 The homes were small and smoke-filled, often dark, and always with dirt floors. The family animals wandered freely through the homes, and we were as likely to see a chicken as a child inside. For those working in the gardens, tools were a treasured commodity. We used the families’ tools where we could, and when they were not available, sticks of various sizes came in handy as diggers, rakes, and tillers. The circumstances were humble, the resources meager to an American sensibility. However, for me, the most impactful realization was how happy the villagers were with so few of the material things I tend to take for granted. The village was working on a new home for someone who had recently been married. The kids went to school. The families provided for themselves: roofs, food, support. The community took care of each other, and welcomed and took care of us while we were there. It reminded me that people are just people, and we are all doing our best with what we have. It was a beautiful lesson and an amazing experience, one which I am so grateful to have had.

 Perhaps even more impactful for most of us were the relationships the LGCY family formed with each other. It was much colder than expected, harder work than we knew, and conditions rougher than imagined. Dagen Olsen, on his biggest take-away, said: “I’m grateful for the adversity we faced, because it brought us together as a team; we wouldn’t have had the same experience without it.” He’s right. We learned to rely on each other quickly: for warmth, for help, for conversation. The bonds we formed are strong, and helped each us of on our path to becoming the best version of ourselves.

 Thank you to the LGCY Foundation for providing the opportunity, to Choice Humanitarian for providing the means, and the LGCY family who went for the experience of a lifetime.


Play Full Out

At LGCY Power, we believe in 6 Key Leadership Principles. Abiding by these principles will truly help us become better leaders and better people; can in fact, help us become the best version of ourselves.

The first Leadership Principle we stand for is to Play Full Out. What does this mean? Webster’s online dictionary defines full-out as: “made or done with as much effort as possible.” That sums it up fairly well, but what does this mean for us? It could mean going a thousand miles an hour all the time, doing 52 things at once, never putting your phone down, answering 3 texts, 6 emails, and a voicemail simultaneously, eating energy bars and Red Bulls in the car between appointments, knocking just one more door, then one more, then another. It could mean all these things, and in a lot of ways, it does. This is what playing full out can look like.

It can be more than this. Not doing more, but meaning more. Playing Full Out means knowing what you want; what your goals are, what your essential purpose is, and being entirely committed to getting what you want. It means that if you don’t know this yet, you devote the time and energy you deserve to figuring it out.

Playing Full Out means being so focused on your goals – on your vision – that you don’t allow yourself to get pulled into things that are distracting, things that don’t matter, things that will pull you away from where you want to be.

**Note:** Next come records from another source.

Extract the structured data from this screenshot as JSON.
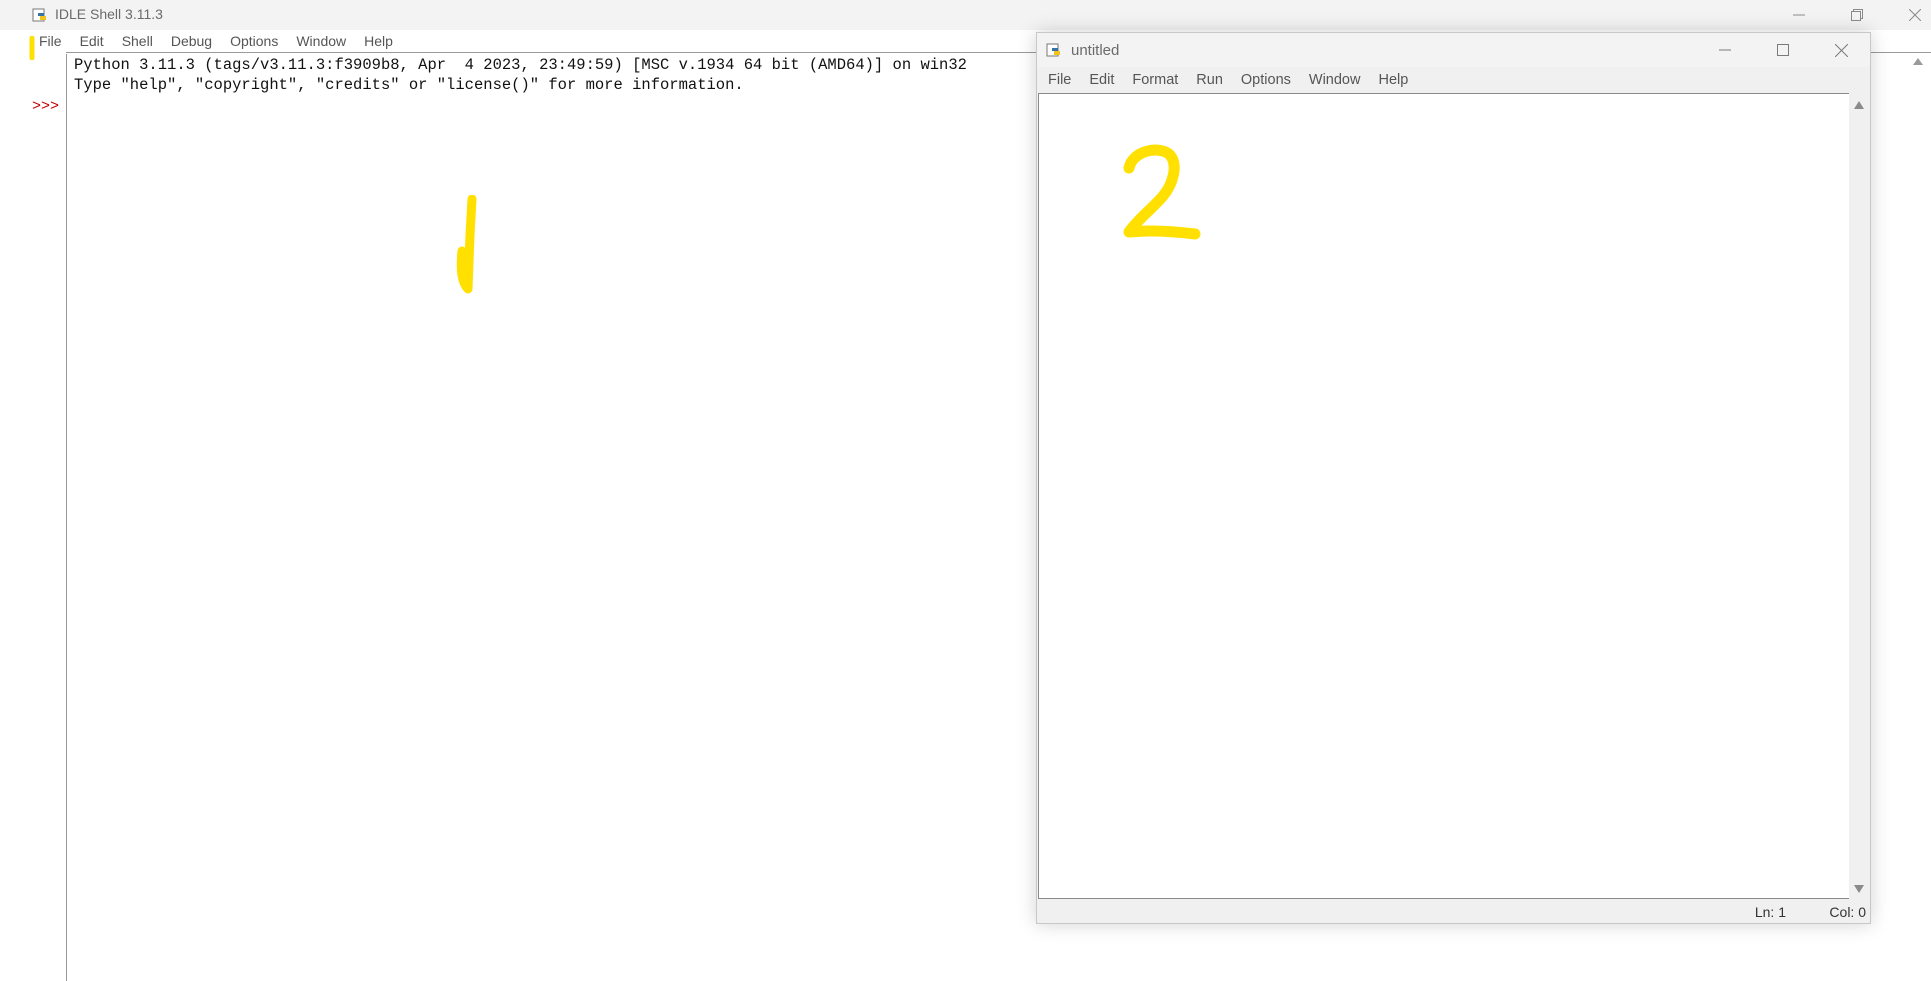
{
  "shell": {
    "title": "IDLE Shell 3.11.3",
    "menu": [
      "File",
      "Edit",
      "Shell",
      "Debug",
      "Options",
      "Window",
      "Help"
    ],
    "lines": [
      "Python 3.11.3 (tags/v3.11.3:f3909b8, Apr  4 2023, 23:49:59) [MSC v.1934 64 bit (AMD64)] on win32",
      "Type \"help\", \"copyright\", \"credits\" or \"license()\" for more information."
    ],
    "prompt": ">>>"
  },
  "editor": {
    "title": "untitled",
    "menu": [
      "File",
      "Edit",
      "Format",
      "Run",
      "Options",
      "Window",
      "Help"
    ],
    "status": {
      "line": "Ln: 1",
      "col": "Col: 0"
    }
  },
  "annotations": {
    "mark_1": "1",
    "mark_2": "2",
    "color": "#ffe000"
  },
  "colors": {
    "prompt": "#c00000",
    "titlebar": "#f3f3f3"
  }
}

Playing Full Out means that you are willing to do things that you don’t necessarily want to do, that you are scared to do, that you have never done before, and doing them anyway.

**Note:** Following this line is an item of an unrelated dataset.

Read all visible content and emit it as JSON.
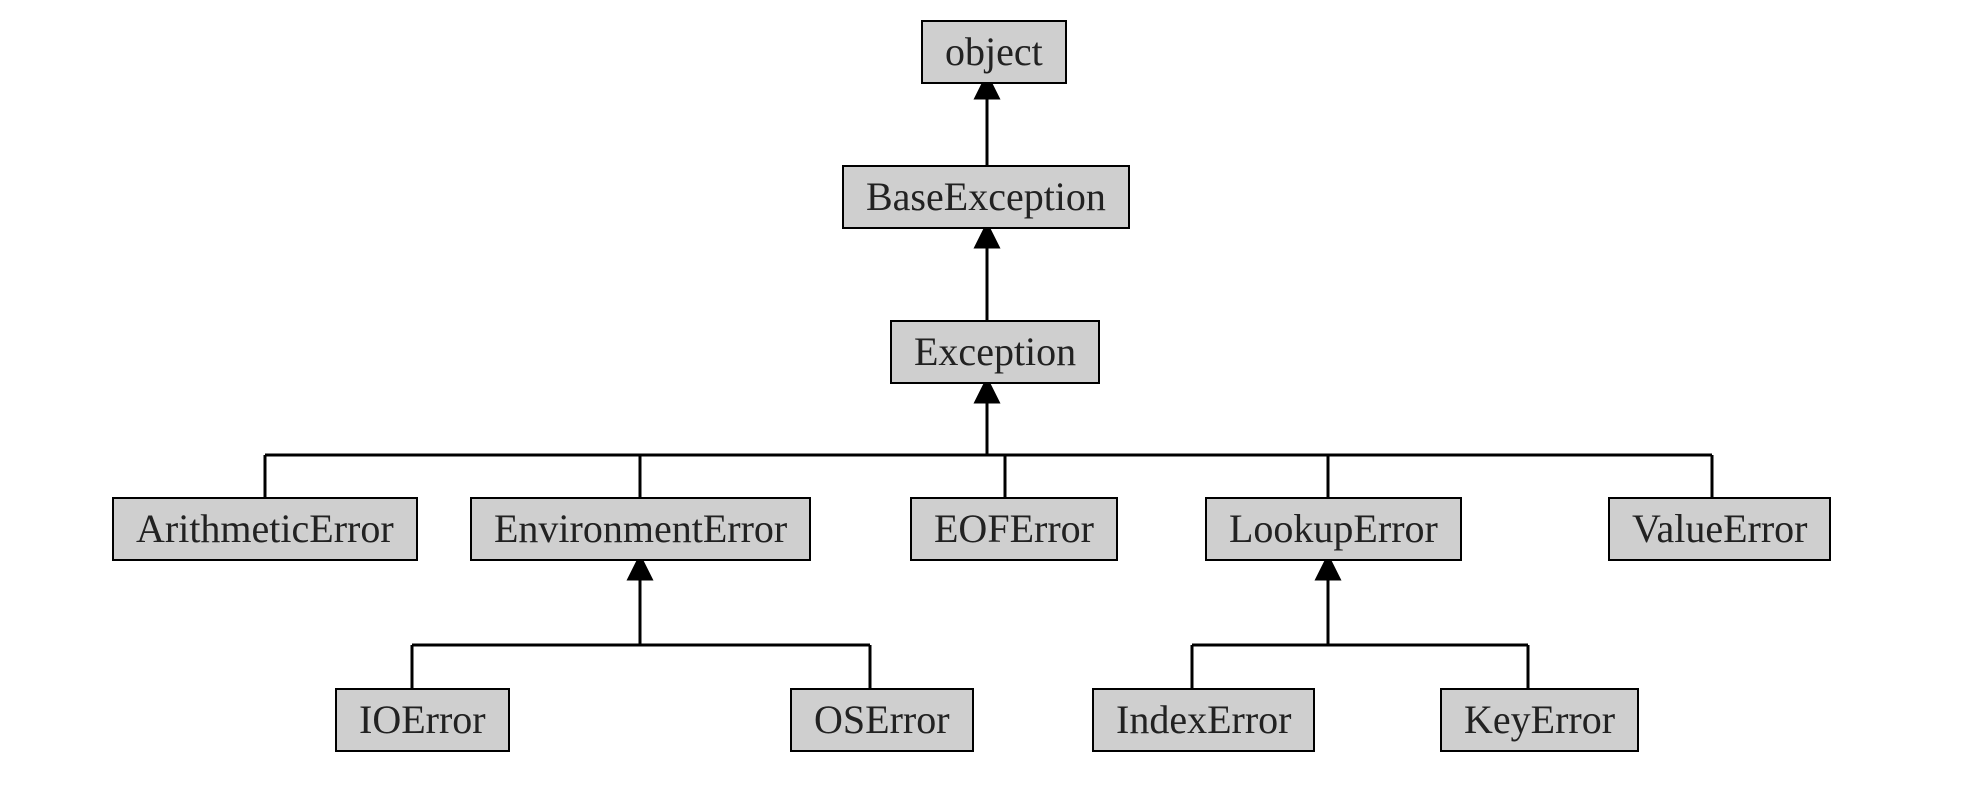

Playing Full Out means that you are willing to risk failure or embarrassment or whatever it takes to achieve your goals.

Playing Full Out means surrounding yourself with people who encourage your dreams and are willing to help you get them. It means removing from your life people who are draining, negative, or naysayers.

Playing Full Out means understanding that thoughts become words and words become actions, and keeping them positive, supportive, appreciative, and enthusiastic of others and of myself.

Playing Full Out means that you acknowledge your limits and will say no when you have to, so you don’t let others down.

Playing Full Out means that you play as hard as you work. It means allowing yourself time to relax and recharge. It means taking time to indulge in your hobbies, and enjoying your actual play time.